[Task details]
Your task is to print the listing exactly as it stands.

Content starts

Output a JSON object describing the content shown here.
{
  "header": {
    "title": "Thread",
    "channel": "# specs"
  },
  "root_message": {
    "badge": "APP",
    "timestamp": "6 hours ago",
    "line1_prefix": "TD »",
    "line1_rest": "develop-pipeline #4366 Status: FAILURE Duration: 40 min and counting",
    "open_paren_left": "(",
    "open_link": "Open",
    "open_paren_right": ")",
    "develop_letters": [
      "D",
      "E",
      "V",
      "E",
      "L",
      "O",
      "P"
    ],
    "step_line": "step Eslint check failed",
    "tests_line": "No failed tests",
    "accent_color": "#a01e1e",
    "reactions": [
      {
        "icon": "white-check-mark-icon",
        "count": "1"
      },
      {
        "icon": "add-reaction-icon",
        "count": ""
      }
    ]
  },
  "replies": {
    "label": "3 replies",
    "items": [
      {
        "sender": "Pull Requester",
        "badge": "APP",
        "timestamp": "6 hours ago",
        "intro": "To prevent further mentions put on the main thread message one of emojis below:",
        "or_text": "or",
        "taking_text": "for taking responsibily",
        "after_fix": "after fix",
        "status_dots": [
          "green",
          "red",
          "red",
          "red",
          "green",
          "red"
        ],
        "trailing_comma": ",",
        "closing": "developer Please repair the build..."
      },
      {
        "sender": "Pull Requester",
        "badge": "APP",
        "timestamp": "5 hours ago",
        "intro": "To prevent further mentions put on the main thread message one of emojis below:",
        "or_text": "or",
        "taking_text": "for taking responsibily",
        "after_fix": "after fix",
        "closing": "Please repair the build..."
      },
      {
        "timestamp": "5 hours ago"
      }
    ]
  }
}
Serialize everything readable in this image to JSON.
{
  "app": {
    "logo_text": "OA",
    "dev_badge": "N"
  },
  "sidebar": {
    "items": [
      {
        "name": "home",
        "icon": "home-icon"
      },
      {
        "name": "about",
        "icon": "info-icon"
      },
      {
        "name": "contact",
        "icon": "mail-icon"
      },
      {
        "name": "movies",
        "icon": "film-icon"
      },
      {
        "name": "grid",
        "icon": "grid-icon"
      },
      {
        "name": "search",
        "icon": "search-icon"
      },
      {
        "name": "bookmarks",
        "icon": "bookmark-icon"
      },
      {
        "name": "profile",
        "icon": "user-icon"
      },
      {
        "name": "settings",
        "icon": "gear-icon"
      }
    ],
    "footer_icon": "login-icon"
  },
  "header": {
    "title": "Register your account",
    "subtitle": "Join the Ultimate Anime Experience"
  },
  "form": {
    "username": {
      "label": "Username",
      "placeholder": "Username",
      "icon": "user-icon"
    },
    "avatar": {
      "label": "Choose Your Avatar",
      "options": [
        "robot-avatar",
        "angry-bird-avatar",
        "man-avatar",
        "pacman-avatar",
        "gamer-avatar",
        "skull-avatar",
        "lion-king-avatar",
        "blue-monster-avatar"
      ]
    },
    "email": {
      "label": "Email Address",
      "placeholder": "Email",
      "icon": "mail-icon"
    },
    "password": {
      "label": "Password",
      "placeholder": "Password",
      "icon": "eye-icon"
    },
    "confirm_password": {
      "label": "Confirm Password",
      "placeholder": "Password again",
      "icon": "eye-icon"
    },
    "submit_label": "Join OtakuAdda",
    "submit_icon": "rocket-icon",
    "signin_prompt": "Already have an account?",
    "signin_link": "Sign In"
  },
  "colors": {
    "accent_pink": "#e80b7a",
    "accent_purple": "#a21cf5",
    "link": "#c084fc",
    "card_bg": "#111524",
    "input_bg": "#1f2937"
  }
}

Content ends

[Final answer]
Output a JSON object describing the content shown here.
{
  "header": {
    "title": "Thread",
    "channel": "# specs"
  },
  "root_message": {
    "badge": "APP",
    "timestamp": "6 hours ago",
    "line1_prefix": "TD »",
    "line1_rest": "develop-pipeline #4366 Status: FAILURE Duration: 40 min and counting",
    "open_paren_left": "(",
    "open_link": "Open",
    "open_paren_right": ")",
    "develop_letters": [
      "D",
      "E",
      "V",
      "E",
      "L",
      "O",
      "P"
    ],
    "step_line": "step Eslint check failed",
    "tests_line": "No failed tests",
    "accent_color": "#a01e1e",
    "reactions": [
      {
        "icon": "white-check-mark-icon",
        "count": "1"
      },
      {
        "icon": "add-reaction-icon",
        "count": ""
      }
    ]
  },
  "replies": {
    "label": "3 replies",
    "items": [
      {
        "sender": "Pull Requester",
        "badge": "APP",
        "timestamp": "6 hours ago",
        "intro": "To prevent further mentions put on the main thread message one of emojis below:",
        "or_text": "or",
        "taking_text": "for taking responsibily",
        "after_fix": "after fix",
        "status_dots": [
          "green",
          "red",
          "red",
          "red",
          "green",
          "red"
        ],
        "trailing_comma": ",",
        "closing": "developer Please repair the build..."
      },
      {
        "sender": "Pull Requester",
        "badge": "APP",
        "timestamp": "5 hours ago",
        "intro": "To prevent further mentions put on the main thread message one of emojis below:",
        "or_text": "or",
        "taking_text": "for taking responsibily",
        "after_fix": "after fix",
        "closing": "Please repair the build..."
      },
      {
        "timestamp": "5 hours ago"
      }
    ]
  }
}
Serialize everything readable in this image to JSON.
{
  "app": {
    "logo_text": "OA",
    "dev_badge": "N"
  },
  "sidebar": {
    "items": [
      {
        "name": "home",
        "icon": "home-icon"
      },
      {
        "name": "about",
        "icon": "info-icon"
      },
      {
        "name": "contact",
        "icon": "mail-icon"
      },
      {
        "name": "movies",
        "icon": "film-icon"
      },
      {
        "name": "grid",
        "icon": "grid-icon"
      },
      {
        "name": "search",
        "icon": "search-icon"
      },
      {
        "name": "bookmarks",
        "icon": "bookmark-icon"
      },
      {
        "name": "profile",
        "icon": "user-icon"
      },
      {
        "name": "settings",
        "icon": "gear-icon"
      }
    ],
    "footer_icon": "login-icon"
  },
  "header": {
    "title": "Register your account",
    "subtitle": "Join the Ultimate Anime Experience"
  },
  "form": {
    "username": {
      "label": "Username",
      "placeholder": "Username",
      "icon": "user-icon"
    },
    "avatar": {
      "label": "Choose Your Avatar",
      "options": [
        "robot-avatar",
        "angry-bird-avatar",
        "man-avatar",
        "pacman-avatar",
        "gamer-avatar",
        "skull-avatar",
        "lion-king-avatar",
        "blue-monster-avatar"
      ]
    },
    "email": {
      "label": "Email Address",
      "placeholder": "Email",
      "icon": "mail-icon"
    },
    "password": {
      "label": "Password",
      "placeholder": "Password",
      "icon": "eye-icon"
    },
    "confirm_password": {
      "label": "Confirm Password",
      "placeholder": "Password again",
      "icon": "eye-icon"
    },
    "submit_label": "Join OtakuAdda",
    "submit_icon": "rocket-icon",
    "signin_prompt": "Already have an account?",
    "signin_link": "Sign In"
  },
  "colors": {
    "accent_pink": "#e80b7a",
    "accent_purple": "#a21cf5",
    "link": "#c084fc",
    "card_bg": "#111524",
    "input_bg": "#1f2937"
  }
}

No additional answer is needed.